Other local factors which may have affected the ground nesting hen harrier include disturbance by walkers or their dogs running off leads.

Some places are also seeing predation by other birds of prey - a factor that is expected to increase with the boom in Dunford Bridge’s raptor numbers over the last few years.

It’s also believed persecution due to shooting leases - granted on land such as Range Moor - have led to a ‘wildlife crisis’ locally.

It’s been alleged birds of prey have been eradicated by gamekeepers due to their predatory instincts, which leads to a reduction in grouse stock and less attractive sport.

Incidents of shooting, poisoning, trapping, nest destruction or the disappearance of satellite-tracked birds have featured in recent RSPB reports.

RSPB spokesman Mark Thomas said: “Once again protected birds of prey are being relentlessly persecuted, particularly in areas dominated by driven grouse shooting.

“The illegal killing of birds of prey is just one of the symptoms of a wholly unsustainable industry.

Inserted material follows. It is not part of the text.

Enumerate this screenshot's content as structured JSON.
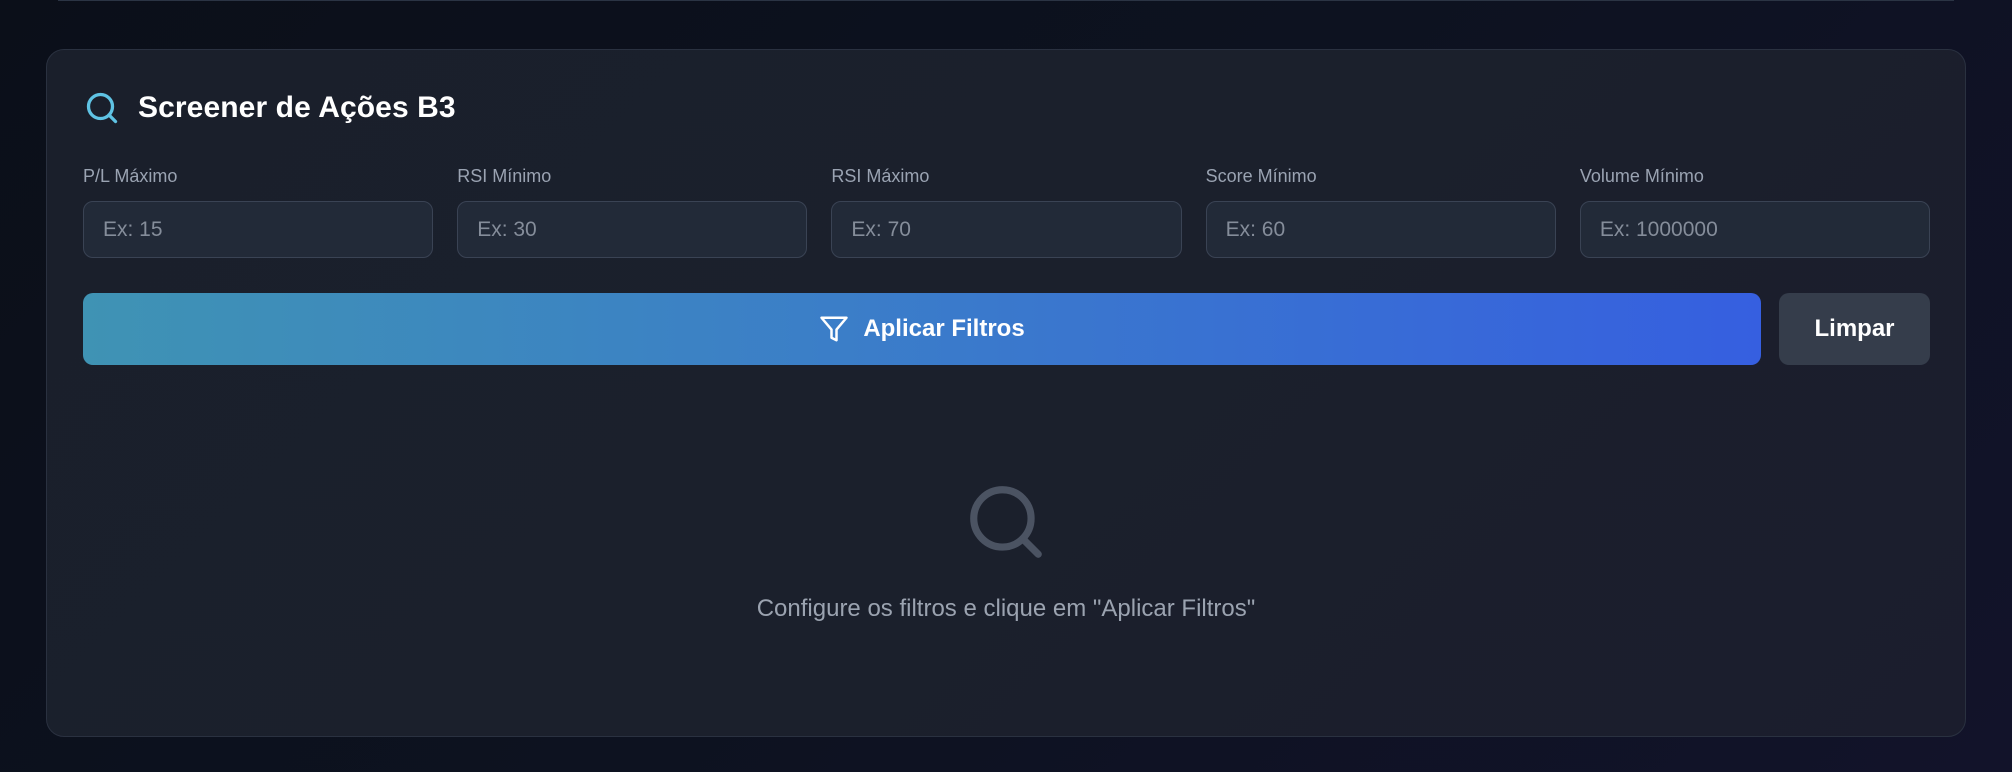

“At a time when the world - and the UK in particular - is seeing catastrophic declines in wildlife populations, the destruction of rare wildlife looks like the opposite of progress.”